★★★★★

If Alec Baldwin playing a petulant, business-obsessed baby who whips up a whirlwind in a white house feels a deliciously resonant idea in Trumpworld, it’s perhaps best to remember the wheels of computer animation grind slowly. Based on Marla Frazee’s 2010 children’s book, The Boss Baby was in production far too long to channel Baldwin’s spot-on SNL impression. Instead, it offers a frenetic, intermittently visually arresting, mostly unfunny re-spin of the Toy Story dynamic: chiefly a self-absorbed character has his nose put out of joint by a braggart but has to form an unlikely alliance to save the day.

The Boss Baby is hopped up on energy but never harnesses it effectively.

There is an obvious metaphor at the heart of the story that parents will recognise: babies enter the family business and start running the household like a megalomaniac tycoon, disrupting routines, wielding whims and displacing old-timers, in this case seven-year-old big brother Tim, now relegated in his parents’ priorities. Yet the way The Boss Baby engages with the idea is distancing rather than engaging. As set up in a slick opening ten minutes, Tim is a kid with a sprightly imagination — dinner is a jungle adventure, going downstairs a voyage under the sea — and the arrival of the new baby is parlayed as a hostile corporate takeover. Rather than just invent a world where a baby can be a talking business hard-ass (in the way Family Guy gives no explanations for Stewie), what we are watching is all in Tim’s head, so immediately the action is at arm’s length. It’s hard to invest when what you are watching is one 97-minute flight of fantasy.

It then doesn’t help that the imagined mythos of The Boss Baby is convoluted and mechanical. The Boss Baby is on a mission from Baby Corp, the (visually splendid) heavenly factory where all infants come from, to uncover new intel on Forever Puppy, an engineered everlasting pooch designed to divert the love away from children. As Tim realises The Boss Baby will leave when he completes the mission, the film becomes a buddy picture as the mismatched duo put differences aside to find the Forever Puppy.

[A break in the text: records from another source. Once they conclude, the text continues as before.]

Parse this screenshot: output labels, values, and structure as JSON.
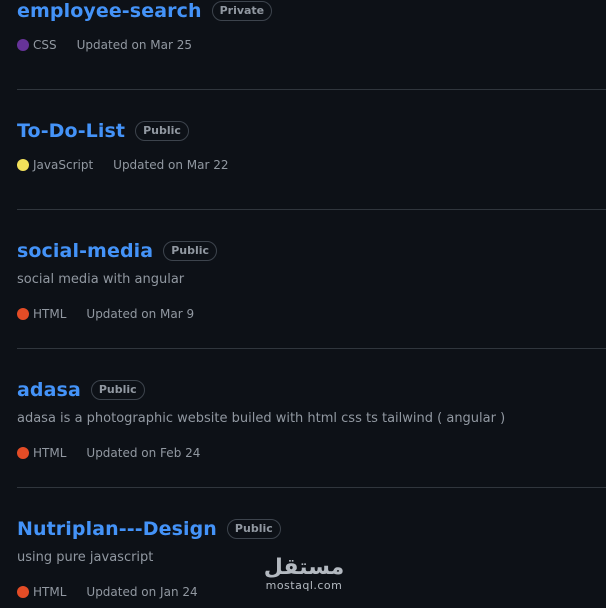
{
  "repos": [
    {
      "name": "employee-search",
      "visibility": "Private",
      "description": "",
      "language": "CSS",
      "language_color": "#663399",
      "updated": "Updated on Mar 25"
    },
    {
      "name": "To-Do-List",
      "visibility": "Public",
      "description": "",
      "language": "JavaScript",
      "language_color": "#f1e05a",
      "updated": "Updated on Mar 22"
    },
    {
      "name": "social-media",
      "visibility": "Public",
      "description": "social media with angular",
      "language": "HTML",
      "language_color": "#e34c26",
      "updated": "Updated on Mar 9"
    },
    {
      "name": "adasa",
      "visibility": "Public",
      "description": "adasa is a photographic website builed with html css ts tailwind ( angular )",
      "language": "HTML",
      "language_color": "#e34c26",
      "updated": "Updated on Feb 24"
    },
    {
      "name": "Nutriplan---Design",
      "visibility": "Public",
      "description": "using pure javascript",
      "language": "HTML",
      "language_color": "#e34c26",
      "updated": "Updated on Jan 24"
    }
  ],
  "watermark": {
    "arabic": "مستقل",
    "latin": "mostaql.com"
  }
}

Cue an unfunny break-in into a pet expo, a baddie who wants to destroy the world, a magic formula that keeps people from growing up and obvious messaging about the need for sharing and love.

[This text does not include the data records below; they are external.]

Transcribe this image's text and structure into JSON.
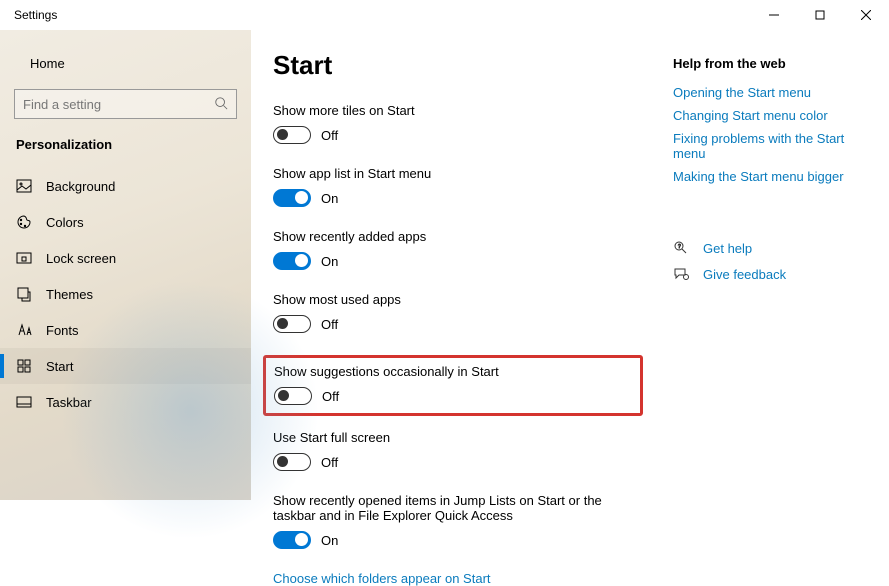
{
  "titlebar": {
    "title": "Settings"
  },
  "sidebar": {
    "home": "Home",
    "search_placeholder": "Find a setting",
    "category": "Personalization",
    "items": [
      {
        "label": "Background"
      },
      {
        "label": "Colors"
      },
      {
        "label": "Lock screen"
      },
      {
        "label": "Themes"
      },
      {
        "label": "Fonts"
      },
      {
        "label": "Start"
      },
      {
        "label": "Taskbar"
      }
    ]
  },
  "main": {
    "heading": "Start",
    "settings": [
      {
        "label": "Show more tiles on Start",
        "state": "Off",
        "on": false
      },
      {
        "label": "Show app list in Start menu",
        "state": "On",
        "on": true
      },
      {
        "label": "Show recently added apps",
        "state": "On",
        "on": true
      },
      {
        "label": "Show most used apps",
        "state": "Off",
        "on": false
      },
      {
        "label": "Show suggestions occasionally in Start",
        "state": "Off",
        "on": false
      },
      {
        "label": "Use Start full screen",
        "state": "Off",
        "on": false
      },
      {
        "label": "Show recently opened items in Jump Lists on Start or the taskbar and in File Explorer Quick Access",
        "state": "On",
        "on": true
      }
    ],
    "footer_link": "Choose which folders appear on Start"
  },
  "aside": {
    "heading": "Help from the web",
    "links": [
      "Opening the Start menu",
      "Changing Start menu color",
      "Fixing problems with the Start menu",
      "Making the Start menu bigger"
    ],
    "support": {
      "get_help": "Get help",
      "feedback": "Give feedback"
    }
  }
}
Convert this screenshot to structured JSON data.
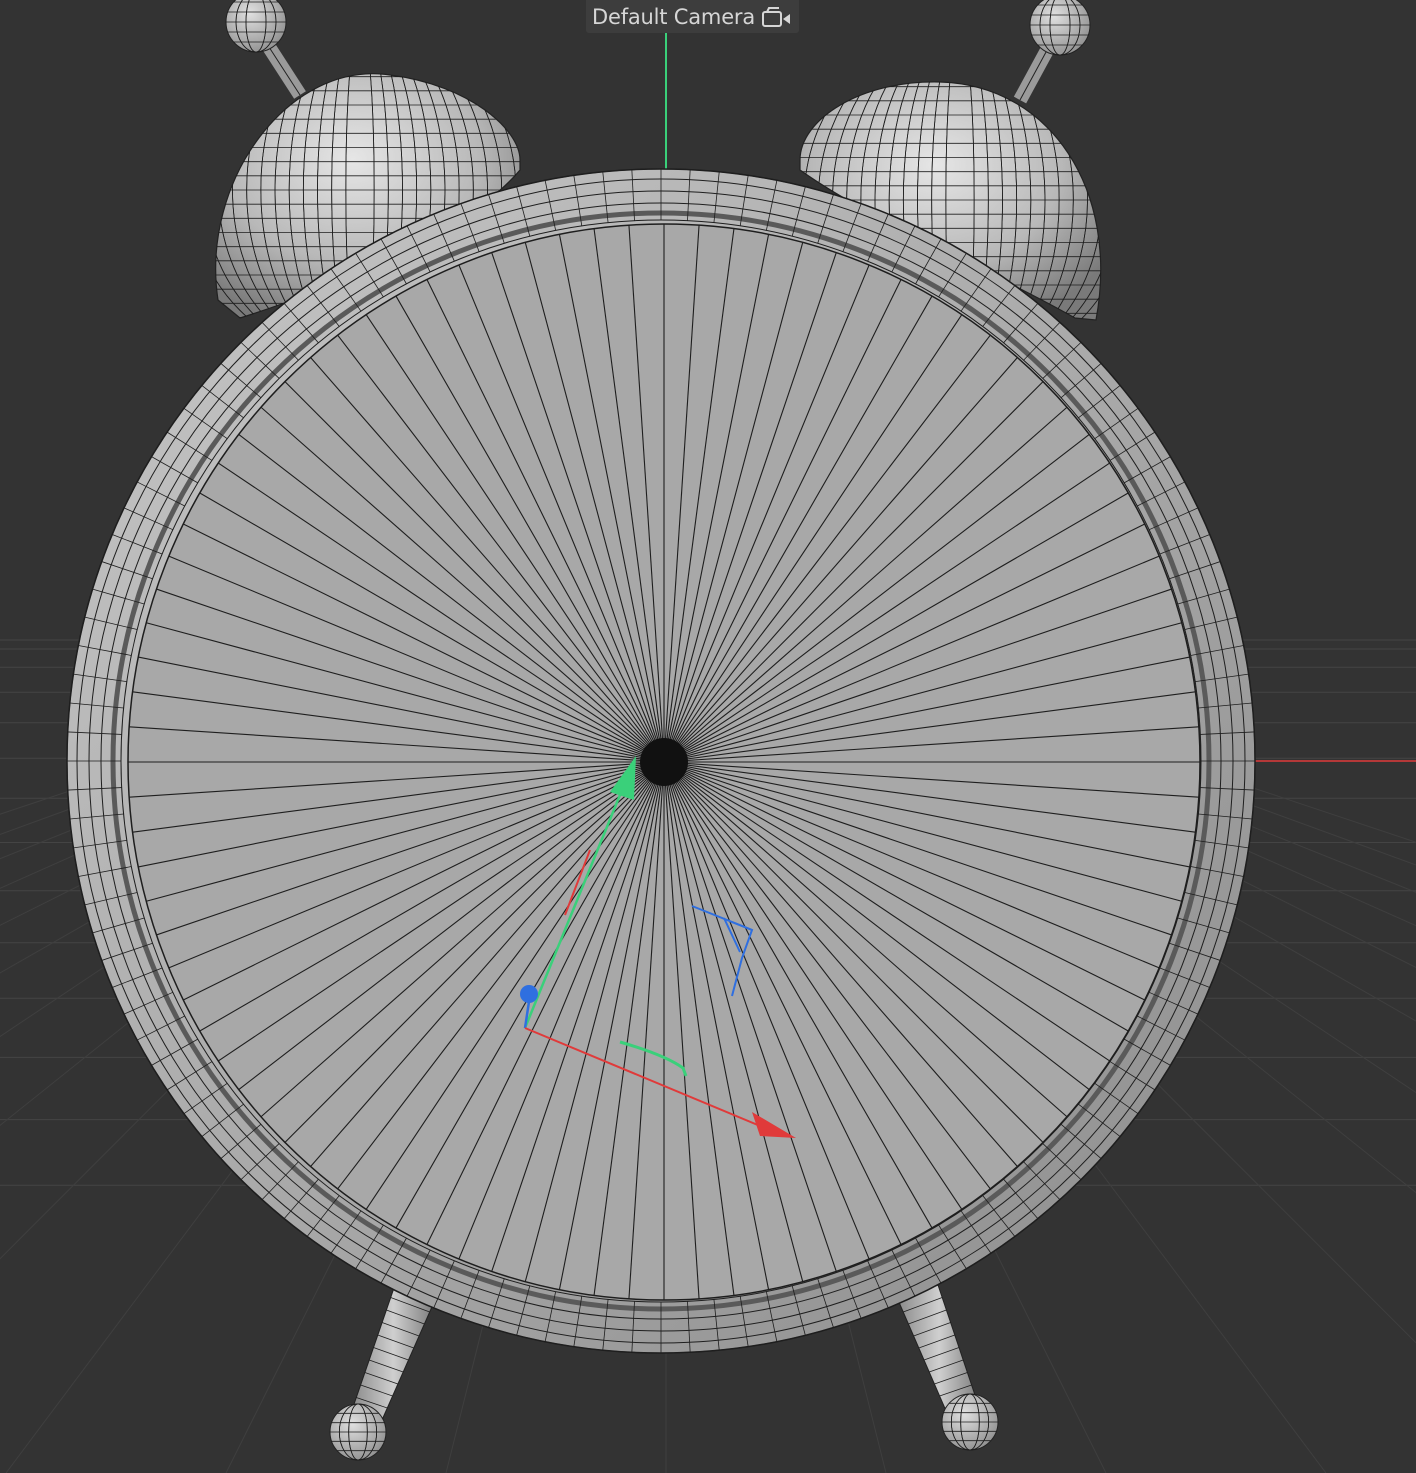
{
  "viewport": {
    "camera_label": "Default Camera",
    "camera_icon": "camera-icon",
    "background_color": "#333333",
    "grid_color": "#4a4a4a",
    "model_fill": "#a9a9a9",
    "wire_color": "#1e1e1e",
    "axis_colors": {
      "x": "#e03a3a",
      "y": "#3ad07a",
      "z": "#2f6fe0"
    }
  }
}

In places, it has visual panache, some fun gags (a charming talcum powder fart joke) and delivers an exciting set-piece in a garden chase scored to the ’70s cop show S.W.A.T. theme. As is the DreamWorks way, it also features some of the most random referencing, from The Apartment to Raiders to The Six Million Dollar Man. It’s a scattershot approach that informs the entire film. The Boss Baby is hopped up on energy but never harnesses it effectively. There are laughs and heart buried in this idea somewhere. Shame the film is too hyperactive to find them.

The Boss Baby has interesting visual textures, a few good jokes and Baldwin has fun. But these elements never transcend an odd premise that fails to deliver big laughs or emotional heft.